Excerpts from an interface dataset
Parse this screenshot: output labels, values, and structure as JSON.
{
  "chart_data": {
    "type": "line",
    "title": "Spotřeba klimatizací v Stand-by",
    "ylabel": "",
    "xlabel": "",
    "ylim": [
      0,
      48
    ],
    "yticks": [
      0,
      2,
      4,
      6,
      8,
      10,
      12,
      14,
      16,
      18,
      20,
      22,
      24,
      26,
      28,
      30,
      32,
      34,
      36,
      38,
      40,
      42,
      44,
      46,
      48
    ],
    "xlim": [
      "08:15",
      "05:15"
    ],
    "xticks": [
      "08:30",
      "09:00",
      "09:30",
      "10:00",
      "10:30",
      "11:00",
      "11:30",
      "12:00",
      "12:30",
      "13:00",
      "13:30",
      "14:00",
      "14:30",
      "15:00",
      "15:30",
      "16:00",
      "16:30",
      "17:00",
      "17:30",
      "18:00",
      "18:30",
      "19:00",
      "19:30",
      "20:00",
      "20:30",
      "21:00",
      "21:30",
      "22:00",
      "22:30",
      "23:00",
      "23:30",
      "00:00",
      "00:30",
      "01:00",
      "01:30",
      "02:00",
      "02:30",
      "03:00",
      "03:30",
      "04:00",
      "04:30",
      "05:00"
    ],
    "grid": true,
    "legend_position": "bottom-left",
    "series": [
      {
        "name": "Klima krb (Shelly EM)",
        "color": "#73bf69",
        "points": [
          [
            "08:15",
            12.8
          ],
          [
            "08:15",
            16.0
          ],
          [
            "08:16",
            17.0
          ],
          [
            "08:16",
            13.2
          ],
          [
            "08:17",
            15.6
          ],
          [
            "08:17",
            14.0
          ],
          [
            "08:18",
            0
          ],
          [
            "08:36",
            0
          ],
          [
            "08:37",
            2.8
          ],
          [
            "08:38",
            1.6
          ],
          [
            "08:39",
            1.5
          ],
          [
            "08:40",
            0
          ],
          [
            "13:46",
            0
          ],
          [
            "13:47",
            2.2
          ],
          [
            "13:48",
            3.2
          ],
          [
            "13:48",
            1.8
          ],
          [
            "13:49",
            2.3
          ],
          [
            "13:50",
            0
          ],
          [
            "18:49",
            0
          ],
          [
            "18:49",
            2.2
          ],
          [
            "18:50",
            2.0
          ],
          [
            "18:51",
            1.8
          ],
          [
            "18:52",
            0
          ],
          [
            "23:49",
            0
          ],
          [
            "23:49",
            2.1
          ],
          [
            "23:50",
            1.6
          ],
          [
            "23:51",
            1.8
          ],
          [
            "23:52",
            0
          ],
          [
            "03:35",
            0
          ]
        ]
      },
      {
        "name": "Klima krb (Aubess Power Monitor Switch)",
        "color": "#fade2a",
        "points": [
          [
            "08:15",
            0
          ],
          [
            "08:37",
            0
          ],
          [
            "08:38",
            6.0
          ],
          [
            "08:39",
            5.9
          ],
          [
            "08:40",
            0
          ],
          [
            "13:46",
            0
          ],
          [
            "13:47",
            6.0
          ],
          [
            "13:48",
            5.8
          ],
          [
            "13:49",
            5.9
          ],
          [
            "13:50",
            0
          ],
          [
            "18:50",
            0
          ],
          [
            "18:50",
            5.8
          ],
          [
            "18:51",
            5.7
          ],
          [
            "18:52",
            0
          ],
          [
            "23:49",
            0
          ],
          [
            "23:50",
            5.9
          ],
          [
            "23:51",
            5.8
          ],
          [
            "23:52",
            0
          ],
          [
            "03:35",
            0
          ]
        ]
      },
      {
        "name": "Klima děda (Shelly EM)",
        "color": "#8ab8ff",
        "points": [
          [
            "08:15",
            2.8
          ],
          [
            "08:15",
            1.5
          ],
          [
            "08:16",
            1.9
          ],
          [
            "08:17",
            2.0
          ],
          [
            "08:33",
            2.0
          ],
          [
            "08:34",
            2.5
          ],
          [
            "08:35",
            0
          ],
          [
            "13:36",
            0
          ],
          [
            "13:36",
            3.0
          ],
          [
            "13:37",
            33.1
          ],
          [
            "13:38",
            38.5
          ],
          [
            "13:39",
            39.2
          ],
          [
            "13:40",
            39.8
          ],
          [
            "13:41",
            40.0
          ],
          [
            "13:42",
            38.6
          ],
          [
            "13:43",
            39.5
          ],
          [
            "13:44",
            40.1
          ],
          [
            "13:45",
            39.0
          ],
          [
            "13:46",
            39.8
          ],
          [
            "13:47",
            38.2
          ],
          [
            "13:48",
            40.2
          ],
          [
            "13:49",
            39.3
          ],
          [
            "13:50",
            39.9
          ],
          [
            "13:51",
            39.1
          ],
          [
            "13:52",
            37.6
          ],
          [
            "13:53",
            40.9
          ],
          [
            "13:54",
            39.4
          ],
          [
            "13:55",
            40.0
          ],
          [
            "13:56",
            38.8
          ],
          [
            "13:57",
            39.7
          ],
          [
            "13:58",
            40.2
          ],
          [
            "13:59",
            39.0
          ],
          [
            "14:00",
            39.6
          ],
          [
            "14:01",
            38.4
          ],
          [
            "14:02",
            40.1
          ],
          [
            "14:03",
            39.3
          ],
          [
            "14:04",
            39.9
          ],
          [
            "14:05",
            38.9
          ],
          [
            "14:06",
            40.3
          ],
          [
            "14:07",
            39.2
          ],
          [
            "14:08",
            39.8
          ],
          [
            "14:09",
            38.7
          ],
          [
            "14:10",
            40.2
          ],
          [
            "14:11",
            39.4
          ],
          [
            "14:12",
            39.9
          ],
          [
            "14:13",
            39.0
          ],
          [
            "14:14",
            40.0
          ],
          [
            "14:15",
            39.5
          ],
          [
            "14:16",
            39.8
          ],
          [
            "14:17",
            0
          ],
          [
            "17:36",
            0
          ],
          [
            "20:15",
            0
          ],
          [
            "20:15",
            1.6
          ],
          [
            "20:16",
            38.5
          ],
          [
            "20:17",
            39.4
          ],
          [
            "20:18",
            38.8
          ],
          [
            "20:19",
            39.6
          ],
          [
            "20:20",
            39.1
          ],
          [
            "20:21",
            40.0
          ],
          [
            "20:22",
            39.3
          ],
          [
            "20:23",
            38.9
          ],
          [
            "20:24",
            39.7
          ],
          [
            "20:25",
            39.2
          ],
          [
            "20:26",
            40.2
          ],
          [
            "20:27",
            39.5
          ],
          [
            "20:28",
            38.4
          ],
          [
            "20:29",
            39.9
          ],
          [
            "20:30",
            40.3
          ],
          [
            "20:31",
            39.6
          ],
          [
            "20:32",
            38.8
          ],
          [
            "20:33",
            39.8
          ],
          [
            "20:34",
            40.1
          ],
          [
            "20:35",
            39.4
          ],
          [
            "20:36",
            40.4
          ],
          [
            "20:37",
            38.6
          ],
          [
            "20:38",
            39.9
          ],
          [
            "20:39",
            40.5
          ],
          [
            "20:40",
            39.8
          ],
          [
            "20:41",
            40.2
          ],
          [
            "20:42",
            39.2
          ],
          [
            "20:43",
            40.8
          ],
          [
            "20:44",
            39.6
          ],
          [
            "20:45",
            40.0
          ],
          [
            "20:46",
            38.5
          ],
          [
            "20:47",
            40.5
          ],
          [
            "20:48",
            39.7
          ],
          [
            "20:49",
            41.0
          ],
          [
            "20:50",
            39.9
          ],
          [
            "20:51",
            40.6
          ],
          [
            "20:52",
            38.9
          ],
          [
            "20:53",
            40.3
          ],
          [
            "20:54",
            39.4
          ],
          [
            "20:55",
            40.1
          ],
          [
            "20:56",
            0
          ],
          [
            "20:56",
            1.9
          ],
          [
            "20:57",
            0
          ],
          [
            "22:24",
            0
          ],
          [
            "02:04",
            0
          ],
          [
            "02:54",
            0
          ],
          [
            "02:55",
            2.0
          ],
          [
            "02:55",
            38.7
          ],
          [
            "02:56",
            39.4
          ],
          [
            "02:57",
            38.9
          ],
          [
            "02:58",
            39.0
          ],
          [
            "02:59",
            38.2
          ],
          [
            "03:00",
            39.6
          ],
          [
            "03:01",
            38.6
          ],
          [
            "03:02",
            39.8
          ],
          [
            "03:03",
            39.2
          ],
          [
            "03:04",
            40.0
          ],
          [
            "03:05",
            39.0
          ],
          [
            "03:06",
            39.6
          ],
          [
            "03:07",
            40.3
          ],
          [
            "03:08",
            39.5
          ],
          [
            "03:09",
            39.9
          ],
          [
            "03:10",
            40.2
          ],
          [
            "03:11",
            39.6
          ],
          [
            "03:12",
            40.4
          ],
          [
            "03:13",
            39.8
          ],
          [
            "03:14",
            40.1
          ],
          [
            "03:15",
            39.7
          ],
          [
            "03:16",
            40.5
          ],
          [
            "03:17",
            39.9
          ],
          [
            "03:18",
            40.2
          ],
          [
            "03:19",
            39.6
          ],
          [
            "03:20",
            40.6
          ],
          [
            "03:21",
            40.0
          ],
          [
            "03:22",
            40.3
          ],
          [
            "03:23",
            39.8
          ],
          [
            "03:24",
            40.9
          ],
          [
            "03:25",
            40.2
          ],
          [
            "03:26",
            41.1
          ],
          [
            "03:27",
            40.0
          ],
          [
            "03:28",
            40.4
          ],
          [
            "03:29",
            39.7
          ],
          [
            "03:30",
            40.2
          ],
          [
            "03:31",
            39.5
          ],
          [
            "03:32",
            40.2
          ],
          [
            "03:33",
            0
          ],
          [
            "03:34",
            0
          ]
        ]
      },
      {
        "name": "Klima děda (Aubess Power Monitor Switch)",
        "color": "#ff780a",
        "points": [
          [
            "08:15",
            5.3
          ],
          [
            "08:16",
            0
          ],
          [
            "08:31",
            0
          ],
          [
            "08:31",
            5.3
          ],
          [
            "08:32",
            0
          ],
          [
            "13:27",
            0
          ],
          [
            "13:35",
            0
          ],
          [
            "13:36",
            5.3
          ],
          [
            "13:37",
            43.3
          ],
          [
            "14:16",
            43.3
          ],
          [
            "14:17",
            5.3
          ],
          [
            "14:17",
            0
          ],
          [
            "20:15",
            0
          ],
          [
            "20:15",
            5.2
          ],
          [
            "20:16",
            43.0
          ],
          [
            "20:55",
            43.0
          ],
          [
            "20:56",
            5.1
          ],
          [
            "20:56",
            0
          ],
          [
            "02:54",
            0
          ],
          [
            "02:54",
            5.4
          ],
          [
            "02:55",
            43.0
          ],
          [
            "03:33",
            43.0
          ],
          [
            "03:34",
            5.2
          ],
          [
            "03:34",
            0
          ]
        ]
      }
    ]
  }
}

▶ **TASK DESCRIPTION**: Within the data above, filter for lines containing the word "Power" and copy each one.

▶ **SOLUTION TO THIS TASK**:
        "name": "Klima krb (Aubess Power Monitor Switch)",
        "name": "Klima děda (Aubess Power Monitor Switch)",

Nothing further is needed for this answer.